2. Divide and Conquer: What do you know about your recipients? Do have any purchase history? Have they told you what they like? Do you know what links they have taken previously? You probably have a vast amount of information available so use it to segment your lists and send them information they would be interested in. Do you have a group of large value contributors? Then give them special treatment. Are there people who are just not interested? Then don’t email them and try to find out why they aren’t interested – quality not quantity counts.
3. Communicate: don’t just instruct – “our next performance is on ….”, “new products in the shop…” – encourage your recipients to communicate. Ask for their feedback, direct them to places where some feedback has been published already, direct them to your facebook page and twitter account. Let them converse with you in the medium they are most comfortable with.
4. Test, Monitor and Analyse: Email marketing should not be fire and forget. Keep looking at you stats. What do people click on? Which articles have no interest? What is the best time of day to send your newsletter? Which layout works best?

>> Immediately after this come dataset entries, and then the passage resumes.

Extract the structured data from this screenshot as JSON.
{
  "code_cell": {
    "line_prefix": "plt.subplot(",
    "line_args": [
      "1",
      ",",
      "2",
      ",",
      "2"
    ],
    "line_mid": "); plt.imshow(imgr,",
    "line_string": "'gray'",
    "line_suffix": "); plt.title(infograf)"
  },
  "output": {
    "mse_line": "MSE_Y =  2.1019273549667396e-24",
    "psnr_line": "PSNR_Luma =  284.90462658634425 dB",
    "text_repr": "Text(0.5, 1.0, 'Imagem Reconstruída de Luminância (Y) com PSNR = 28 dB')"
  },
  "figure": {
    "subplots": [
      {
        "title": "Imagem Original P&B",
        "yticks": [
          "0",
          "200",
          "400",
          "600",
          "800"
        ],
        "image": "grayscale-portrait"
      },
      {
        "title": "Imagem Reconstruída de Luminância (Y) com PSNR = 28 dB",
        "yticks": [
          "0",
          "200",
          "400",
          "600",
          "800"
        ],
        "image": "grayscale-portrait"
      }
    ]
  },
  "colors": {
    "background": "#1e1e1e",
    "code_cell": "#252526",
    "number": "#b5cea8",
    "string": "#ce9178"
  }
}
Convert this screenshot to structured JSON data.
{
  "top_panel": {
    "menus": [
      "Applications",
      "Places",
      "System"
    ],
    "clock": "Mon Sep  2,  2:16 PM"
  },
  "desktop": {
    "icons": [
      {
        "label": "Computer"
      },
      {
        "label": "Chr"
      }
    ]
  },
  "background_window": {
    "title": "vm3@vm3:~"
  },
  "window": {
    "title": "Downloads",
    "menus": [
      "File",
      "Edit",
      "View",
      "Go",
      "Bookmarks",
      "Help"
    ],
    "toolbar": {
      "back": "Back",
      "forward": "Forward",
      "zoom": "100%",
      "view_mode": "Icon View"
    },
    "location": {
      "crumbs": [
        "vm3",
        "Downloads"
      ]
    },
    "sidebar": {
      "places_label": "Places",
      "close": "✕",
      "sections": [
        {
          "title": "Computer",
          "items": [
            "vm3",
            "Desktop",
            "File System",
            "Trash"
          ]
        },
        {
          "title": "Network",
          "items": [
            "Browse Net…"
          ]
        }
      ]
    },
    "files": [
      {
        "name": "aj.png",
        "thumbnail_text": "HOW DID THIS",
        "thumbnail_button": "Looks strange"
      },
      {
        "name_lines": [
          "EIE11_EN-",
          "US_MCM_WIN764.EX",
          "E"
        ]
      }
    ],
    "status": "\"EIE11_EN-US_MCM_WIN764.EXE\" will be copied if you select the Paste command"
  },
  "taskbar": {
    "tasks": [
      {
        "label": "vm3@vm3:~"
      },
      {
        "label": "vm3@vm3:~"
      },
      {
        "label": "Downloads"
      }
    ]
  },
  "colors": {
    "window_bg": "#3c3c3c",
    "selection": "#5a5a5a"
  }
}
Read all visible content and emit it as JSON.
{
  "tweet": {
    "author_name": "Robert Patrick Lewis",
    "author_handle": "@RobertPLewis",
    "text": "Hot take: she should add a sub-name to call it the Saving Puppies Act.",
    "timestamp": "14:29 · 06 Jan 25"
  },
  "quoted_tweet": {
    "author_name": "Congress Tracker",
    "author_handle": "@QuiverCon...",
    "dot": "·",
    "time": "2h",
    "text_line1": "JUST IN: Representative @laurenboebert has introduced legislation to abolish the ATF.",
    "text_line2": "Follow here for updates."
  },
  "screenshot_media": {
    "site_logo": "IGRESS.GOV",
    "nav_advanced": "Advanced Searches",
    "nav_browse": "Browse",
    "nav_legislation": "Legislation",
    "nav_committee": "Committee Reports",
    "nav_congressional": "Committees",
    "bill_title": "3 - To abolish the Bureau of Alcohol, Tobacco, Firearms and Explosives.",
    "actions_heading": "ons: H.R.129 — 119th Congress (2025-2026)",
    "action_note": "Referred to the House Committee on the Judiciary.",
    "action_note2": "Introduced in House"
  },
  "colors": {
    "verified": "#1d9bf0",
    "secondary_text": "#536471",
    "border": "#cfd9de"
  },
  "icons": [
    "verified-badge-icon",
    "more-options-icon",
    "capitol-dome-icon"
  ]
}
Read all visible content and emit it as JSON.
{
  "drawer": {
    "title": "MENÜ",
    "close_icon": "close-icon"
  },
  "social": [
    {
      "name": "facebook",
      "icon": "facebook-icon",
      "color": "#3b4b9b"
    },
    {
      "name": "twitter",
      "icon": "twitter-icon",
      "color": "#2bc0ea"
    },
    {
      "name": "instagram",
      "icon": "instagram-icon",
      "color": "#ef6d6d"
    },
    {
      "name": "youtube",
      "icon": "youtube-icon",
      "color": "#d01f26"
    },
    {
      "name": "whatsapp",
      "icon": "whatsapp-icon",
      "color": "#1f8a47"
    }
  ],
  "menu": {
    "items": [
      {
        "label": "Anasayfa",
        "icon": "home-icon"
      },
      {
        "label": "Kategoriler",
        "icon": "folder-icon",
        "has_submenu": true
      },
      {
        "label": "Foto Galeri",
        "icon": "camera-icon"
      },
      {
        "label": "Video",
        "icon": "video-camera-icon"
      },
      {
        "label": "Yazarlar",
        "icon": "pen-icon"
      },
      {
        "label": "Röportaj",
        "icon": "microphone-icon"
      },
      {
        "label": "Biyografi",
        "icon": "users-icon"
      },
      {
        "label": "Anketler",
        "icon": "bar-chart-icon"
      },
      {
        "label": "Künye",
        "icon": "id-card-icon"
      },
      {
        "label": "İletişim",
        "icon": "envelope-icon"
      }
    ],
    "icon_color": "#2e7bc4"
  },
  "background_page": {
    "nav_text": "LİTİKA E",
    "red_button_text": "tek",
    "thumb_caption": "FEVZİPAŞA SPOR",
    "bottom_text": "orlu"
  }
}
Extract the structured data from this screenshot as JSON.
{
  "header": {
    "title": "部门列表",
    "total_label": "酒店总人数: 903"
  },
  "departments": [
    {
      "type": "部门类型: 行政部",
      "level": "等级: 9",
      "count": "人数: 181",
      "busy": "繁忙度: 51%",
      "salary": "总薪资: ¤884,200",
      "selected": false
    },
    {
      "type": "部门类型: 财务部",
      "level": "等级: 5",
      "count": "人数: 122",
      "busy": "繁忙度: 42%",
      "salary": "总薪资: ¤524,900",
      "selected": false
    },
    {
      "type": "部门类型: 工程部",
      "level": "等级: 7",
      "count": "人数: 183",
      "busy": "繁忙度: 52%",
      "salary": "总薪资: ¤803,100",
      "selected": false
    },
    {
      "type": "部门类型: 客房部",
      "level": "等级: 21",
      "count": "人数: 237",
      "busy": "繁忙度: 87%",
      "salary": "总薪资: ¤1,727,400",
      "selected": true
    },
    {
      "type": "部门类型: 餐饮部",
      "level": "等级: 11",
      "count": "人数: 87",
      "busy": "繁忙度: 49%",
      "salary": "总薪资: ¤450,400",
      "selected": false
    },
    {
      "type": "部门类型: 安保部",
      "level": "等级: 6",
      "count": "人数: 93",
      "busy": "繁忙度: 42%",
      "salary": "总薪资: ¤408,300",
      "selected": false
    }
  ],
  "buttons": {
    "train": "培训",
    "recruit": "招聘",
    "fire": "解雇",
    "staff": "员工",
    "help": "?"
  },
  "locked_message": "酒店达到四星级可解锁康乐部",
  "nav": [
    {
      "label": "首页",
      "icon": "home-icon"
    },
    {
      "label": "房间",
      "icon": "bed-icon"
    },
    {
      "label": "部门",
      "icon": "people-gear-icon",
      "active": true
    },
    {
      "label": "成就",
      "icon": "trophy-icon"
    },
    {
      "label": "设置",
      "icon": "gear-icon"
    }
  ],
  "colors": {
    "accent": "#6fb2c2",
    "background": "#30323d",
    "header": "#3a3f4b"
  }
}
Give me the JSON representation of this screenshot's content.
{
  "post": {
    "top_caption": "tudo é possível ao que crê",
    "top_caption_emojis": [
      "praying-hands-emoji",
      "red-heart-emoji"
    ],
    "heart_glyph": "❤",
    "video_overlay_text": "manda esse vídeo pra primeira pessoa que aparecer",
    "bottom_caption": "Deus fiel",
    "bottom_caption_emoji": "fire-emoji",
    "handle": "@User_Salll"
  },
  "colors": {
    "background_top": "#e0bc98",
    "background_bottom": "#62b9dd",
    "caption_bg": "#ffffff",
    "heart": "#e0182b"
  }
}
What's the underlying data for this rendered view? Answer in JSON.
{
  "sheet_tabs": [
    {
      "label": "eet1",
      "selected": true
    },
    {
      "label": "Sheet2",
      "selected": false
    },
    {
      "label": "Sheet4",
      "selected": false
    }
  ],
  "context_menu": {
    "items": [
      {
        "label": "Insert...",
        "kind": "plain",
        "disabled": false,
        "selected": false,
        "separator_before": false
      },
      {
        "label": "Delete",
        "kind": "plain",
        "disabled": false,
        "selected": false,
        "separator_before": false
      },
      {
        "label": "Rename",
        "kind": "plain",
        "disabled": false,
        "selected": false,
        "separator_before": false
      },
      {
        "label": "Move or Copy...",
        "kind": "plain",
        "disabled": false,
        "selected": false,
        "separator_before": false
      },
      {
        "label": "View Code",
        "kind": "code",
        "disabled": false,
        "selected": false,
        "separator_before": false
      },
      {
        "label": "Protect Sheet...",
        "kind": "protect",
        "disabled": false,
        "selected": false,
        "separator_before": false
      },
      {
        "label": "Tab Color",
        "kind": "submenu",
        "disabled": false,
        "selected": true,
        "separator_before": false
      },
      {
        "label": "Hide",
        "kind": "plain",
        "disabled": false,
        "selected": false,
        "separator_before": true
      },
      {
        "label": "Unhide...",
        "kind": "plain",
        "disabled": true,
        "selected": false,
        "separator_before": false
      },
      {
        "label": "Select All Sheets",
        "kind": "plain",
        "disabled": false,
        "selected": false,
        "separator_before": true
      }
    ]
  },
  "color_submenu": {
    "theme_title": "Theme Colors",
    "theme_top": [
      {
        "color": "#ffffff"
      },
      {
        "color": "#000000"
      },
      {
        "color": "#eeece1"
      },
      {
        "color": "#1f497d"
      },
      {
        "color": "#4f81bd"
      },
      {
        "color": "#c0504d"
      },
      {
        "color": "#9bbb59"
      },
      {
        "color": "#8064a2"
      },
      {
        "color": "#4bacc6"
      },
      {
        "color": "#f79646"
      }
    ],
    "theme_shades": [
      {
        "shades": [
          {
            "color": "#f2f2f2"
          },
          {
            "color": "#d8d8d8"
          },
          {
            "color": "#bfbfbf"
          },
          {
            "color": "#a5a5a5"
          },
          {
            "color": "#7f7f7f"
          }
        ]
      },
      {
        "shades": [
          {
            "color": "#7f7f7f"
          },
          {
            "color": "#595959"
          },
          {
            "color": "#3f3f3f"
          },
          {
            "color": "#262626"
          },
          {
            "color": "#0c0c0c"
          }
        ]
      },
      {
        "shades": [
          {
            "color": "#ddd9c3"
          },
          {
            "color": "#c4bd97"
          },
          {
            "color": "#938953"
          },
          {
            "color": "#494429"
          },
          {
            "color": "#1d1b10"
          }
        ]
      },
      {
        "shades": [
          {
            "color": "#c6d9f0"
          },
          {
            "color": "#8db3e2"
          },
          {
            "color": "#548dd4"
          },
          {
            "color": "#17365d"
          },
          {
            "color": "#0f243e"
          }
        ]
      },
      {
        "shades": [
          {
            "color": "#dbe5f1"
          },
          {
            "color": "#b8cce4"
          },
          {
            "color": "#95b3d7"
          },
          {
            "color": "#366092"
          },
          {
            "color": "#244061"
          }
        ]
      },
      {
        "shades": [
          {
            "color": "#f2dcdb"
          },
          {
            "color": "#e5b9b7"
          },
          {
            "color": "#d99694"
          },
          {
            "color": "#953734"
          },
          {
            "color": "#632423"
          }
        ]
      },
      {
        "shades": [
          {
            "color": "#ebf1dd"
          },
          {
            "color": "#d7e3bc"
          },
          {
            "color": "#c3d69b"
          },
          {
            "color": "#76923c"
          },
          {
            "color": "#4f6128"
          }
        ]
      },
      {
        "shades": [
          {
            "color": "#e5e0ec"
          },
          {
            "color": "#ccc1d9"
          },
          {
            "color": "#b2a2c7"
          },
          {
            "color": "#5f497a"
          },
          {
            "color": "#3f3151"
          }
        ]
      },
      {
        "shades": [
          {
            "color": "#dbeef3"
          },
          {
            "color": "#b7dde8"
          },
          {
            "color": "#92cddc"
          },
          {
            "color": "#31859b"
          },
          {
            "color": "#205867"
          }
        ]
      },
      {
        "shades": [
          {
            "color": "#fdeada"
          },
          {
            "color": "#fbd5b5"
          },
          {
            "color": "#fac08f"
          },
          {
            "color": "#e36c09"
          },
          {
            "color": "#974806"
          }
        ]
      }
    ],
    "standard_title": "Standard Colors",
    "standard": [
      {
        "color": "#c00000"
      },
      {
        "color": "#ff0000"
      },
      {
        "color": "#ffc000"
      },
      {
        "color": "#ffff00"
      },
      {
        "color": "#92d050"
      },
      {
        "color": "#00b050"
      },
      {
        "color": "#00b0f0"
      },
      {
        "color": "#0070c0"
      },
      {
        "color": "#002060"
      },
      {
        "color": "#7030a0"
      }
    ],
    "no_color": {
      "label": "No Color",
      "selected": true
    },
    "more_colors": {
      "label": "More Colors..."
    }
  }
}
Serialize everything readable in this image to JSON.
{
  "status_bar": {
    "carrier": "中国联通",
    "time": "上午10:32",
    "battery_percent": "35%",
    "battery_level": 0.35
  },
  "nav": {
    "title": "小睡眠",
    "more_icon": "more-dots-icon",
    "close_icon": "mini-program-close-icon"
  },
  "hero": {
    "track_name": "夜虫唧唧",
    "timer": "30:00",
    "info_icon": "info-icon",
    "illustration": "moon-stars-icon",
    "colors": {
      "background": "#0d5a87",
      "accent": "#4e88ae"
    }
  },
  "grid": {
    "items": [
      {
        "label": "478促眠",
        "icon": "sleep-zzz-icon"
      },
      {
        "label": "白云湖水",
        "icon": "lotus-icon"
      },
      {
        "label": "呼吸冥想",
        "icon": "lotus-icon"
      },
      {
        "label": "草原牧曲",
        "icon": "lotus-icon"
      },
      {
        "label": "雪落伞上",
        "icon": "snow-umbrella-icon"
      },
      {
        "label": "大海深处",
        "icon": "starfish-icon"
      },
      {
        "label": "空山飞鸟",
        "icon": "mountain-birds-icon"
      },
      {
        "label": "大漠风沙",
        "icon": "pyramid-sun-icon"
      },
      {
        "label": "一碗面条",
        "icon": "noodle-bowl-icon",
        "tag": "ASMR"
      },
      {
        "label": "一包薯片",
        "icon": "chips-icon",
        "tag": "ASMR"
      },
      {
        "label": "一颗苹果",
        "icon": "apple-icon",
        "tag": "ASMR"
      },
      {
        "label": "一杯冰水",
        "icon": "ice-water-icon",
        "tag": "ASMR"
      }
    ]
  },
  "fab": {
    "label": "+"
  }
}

5. Get the technical stuff right: Deliverability and legalities. using a trusted mail server and using a verified sending address is a great help in getting your email to the intended recipient. Make sure that you include a simple way for a recipient to unsubscribe in every email; treat you email as any other communication from your organisation and include your physical address; Don’t mislead in your subject line.
If you want to get started then take a look at Masque Mail, our low cost emailing solution or get in touch.
Segmentation is based on a principle: everyone is different; and a hope: but in certain aspects they are not that different – people can be grouped together based on some similarities and grouped in large enough bundles to make marketing cost effective. “Segmentation is a compromise between the homogenous mass and the single individual”1
Segmentation is at the heart of effective marketing. It is about understanding your customers. The goal has always been one-to-one marketing where each person is a segment and we talk to them as an individual. While technology has moved us in this direction, even printed material can now be customised based on the attributes of each recipient, it is still not cost effective to market on this basis wholesale and so breaking our audience down into manageable chunks makes sense.
Of course segmentation can be used in two ways: marketing more effectively to our existing customers and supporters – which involves profiling and analysing our existing customer database (“if you have one”
, Katy Raines, p6 JAM issue 37
– if not contact me//shameless plug
); or looking for new audiences – which really involves looking for a general profiling tool that can be used to identify those similar to existing audiences or represents the type of new audience you would like to attract.
The latest edition of JAM (Jan 2010) from the AMA
looks at segmentation which was the subject of the very first JAM back in 2001. A long time between discussions and so a welcome addition to the JAM series. Interestingly we have contributions in both editions from Heather Maitland and Andrew McIntyre, so gives almost a history of the development in arts market segmentation over the last decade.
What is clearly illustrated is that although the marketing environment has changed dramatically, with the development of the Internet and computing power in particular, the concepts behind segmentation remain the same: as Maitland prefaced her original article “Marketing is a planned process that involves talking to the right people, about the right things, in the right way, and at the right time, to achieve your objectives”. Couldn’t have put it better myself.
1. Andrew McIntyre JAM March 2001